**Task goal**
List each line of the data that holds the string "icon", please.

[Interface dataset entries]
###

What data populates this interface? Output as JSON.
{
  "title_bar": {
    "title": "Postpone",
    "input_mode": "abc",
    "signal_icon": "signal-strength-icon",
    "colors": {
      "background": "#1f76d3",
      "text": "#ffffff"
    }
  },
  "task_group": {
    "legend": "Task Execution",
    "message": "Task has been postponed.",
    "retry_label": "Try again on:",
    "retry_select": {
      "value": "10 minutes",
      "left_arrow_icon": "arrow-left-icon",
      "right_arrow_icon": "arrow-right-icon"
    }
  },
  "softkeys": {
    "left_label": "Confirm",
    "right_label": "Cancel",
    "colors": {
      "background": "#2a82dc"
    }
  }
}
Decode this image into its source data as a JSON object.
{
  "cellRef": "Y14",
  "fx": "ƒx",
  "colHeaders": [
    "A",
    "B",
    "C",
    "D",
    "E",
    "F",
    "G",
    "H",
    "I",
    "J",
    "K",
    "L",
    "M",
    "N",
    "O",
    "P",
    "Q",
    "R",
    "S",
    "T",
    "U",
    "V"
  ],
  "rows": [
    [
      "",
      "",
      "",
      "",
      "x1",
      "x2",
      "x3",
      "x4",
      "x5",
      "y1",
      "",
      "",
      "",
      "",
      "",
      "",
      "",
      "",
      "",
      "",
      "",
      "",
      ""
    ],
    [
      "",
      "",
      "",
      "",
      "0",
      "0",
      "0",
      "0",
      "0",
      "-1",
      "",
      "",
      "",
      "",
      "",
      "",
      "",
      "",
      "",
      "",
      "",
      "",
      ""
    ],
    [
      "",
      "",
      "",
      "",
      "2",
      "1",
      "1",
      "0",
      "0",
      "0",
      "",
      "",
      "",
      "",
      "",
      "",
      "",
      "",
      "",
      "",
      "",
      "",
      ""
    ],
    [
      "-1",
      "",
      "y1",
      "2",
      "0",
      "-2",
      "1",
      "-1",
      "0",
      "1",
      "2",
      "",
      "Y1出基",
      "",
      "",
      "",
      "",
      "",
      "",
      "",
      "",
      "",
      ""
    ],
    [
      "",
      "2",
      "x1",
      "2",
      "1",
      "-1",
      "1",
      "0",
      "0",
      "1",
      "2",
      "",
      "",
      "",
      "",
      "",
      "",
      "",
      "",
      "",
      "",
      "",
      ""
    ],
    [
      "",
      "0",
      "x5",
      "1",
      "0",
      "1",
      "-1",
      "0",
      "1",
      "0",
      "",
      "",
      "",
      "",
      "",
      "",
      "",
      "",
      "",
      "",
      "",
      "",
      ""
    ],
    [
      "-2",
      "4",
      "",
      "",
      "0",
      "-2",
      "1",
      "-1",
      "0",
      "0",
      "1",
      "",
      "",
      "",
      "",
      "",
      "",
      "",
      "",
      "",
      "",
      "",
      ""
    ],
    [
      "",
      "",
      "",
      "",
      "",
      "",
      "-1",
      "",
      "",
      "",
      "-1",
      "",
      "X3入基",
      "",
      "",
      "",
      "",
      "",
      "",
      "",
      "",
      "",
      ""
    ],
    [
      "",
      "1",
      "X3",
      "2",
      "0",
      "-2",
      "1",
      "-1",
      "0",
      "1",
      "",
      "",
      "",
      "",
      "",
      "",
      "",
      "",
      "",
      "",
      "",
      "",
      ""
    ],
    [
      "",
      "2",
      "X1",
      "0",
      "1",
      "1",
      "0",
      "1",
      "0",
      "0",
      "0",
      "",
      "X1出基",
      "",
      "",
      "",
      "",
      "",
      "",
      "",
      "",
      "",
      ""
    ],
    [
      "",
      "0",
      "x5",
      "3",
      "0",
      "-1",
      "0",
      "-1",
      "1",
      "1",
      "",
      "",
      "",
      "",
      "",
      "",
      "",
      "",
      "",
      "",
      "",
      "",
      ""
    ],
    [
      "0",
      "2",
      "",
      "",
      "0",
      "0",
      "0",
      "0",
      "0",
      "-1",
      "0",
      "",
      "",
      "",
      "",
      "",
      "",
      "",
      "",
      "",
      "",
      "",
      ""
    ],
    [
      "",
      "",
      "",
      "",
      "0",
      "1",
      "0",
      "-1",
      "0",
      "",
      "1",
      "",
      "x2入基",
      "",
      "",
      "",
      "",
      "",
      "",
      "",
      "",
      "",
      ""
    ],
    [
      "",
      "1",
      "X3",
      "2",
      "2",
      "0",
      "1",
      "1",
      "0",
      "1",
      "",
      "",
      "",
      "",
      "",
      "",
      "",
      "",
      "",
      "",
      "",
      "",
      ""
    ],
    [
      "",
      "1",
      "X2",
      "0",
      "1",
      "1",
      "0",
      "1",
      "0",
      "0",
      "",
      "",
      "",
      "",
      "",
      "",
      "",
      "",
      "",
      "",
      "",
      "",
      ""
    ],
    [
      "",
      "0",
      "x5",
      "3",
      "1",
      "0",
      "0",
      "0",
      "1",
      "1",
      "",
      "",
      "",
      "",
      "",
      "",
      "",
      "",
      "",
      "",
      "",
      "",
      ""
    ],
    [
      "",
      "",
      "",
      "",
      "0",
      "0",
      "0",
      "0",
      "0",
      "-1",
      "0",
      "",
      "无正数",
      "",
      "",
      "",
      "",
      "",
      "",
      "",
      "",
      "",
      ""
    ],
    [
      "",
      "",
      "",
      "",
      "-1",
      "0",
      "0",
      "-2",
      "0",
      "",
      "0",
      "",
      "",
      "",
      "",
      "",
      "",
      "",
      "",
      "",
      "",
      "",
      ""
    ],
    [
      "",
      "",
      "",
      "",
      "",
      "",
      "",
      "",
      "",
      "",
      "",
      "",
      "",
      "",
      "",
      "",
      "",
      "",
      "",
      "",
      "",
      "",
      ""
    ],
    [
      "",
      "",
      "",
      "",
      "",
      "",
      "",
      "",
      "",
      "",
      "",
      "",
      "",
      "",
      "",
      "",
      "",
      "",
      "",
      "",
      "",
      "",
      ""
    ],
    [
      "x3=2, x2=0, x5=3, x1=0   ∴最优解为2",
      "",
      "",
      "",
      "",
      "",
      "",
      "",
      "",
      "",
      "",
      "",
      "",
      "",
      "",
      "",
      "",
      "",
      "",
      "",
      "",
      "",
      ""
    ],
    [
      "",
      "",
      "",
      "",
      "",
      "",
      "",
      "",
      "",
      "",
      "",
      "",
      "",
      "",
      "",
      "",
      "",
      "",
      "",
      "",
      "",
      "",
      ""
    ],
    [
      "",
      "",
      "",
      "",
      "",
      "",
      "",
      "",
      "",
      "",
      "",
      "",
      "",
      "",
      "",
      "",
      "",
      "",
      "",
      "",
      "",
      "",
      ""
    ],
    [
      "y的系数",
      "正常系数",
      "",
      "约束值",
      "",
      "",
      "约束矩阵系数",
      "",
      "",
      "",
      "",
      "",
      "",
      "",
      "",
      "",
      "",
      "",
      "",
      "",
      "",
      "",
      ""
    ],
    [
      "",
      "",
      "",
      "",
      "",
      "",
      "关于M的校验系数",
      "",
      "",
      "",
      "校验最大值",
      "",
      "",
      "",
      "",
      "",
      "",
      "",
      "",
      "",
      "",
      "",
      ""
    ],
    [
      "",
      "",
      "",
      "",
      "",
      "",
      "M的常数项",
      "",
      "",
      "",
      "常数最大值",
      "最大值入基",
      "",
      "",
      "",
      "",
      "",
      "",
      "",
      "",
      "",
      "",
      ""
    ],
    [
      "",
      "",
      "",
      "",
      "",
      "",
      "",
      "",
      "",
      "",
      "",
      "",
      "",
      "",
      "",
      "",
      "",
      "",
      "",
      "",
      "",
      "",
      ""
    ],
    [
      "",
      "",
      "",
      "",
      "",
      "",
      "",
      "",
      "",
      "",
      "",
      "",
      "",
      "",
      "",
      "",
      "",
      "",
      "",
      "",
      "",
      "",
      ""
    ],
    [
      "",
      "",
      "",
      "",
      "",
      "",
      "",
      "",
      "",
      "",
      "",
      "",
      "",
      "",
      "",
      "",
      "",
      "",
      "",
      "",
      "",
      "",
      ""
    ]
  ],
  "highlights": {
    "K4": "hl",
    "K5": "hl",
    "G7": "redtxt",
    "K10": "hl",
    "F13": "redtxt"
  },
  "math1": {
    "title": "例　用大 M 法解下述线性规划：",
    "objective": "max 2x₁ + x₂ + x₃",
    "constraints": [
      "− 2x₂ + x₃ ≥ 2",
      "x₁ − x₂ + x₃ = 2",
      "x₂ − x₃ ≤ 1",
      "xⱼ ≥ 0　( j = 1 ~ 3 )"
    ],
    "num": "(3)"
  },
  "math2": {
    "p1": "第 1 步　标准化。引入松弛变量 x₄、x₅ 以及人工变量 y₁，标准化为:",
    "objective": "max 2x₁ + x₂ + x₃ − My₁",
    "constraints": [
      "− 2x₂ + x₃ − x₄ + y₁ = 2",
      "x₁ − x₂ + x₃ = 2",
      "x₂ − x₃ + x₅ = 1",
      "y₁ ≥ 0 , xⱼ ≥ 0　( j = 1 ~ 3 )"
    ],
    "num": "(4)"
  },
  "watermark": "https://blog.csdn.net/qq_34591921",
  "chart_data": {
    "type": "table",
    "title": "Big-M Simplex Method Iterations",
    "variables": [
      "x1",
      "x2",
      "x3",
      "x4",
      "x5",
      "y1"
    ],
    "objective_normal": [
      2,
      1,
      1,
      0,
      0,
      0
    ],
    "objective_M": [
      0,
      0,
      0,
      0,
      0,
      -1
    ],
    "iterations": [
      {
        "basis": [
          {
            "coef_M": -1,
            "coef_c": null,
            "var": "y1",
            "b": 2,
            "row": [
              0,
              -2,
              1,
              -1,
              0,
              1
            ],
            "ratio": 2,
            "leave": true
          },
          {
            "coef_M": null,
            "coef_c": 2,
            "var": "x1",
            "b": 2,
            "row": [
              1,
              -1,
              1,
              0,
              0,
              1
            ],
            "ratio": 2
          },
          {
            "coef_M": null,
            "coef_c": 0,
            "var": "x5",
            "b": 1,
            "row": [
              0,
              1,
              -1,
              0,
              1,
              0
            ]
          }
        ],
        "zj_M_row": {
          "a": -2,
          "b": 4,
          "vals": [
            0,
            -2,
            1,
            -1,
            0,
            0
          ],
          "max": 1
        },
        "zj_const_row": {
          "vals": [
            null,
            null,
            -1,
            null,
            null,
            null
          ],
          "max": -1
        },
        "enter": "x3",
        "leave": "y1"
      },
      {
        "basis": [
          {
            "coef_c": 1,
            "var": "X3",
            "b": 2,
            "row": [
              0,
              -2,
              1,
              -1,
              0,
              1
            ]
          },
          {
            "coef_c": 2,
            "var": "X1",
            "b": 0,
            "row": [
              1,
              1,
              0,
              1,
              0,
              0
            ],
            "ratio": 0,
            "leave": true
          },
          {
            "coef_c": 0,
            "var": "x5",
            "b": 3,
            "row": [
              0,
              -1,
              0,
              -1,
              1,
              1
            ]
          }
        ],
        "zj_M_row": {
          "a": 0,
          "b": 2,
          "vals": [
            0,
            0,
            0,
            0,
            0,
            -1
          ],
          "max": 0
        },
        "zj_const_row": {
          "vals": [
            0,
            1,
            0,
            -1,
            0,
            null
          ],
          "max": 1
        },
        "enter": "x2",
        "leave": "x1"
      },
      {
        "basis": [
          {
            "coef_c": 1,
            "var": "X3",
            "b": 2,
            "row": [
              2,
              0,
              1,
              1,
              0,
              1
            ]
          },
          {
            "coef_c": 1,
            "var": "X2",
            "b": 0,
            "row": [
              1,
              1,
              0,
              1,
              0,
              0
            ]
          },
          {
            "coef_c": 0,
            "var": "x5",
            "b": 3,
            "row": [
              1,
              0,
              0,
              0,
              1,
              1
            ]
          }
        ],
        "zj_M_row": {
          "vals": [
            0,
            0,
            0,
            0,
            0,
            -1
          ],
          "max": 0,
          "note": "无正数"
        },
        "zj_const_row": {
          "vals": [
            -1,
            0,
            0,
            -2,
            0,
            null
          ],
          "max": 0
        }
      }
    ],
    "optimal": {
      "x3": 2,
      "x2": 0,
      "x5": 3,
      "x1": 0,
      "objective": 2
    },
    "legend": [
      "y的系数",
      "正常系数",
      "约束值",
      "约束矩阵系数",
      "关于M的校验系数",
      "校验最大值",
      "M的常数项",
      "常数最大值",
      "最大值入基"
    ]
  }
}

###

**Result of this task**
    "signal_icon": "signal-strength-icon",
      "left_arrow_icon": "arrow-left-icon",
      "right_arrow_icon": "arrow-right-icon"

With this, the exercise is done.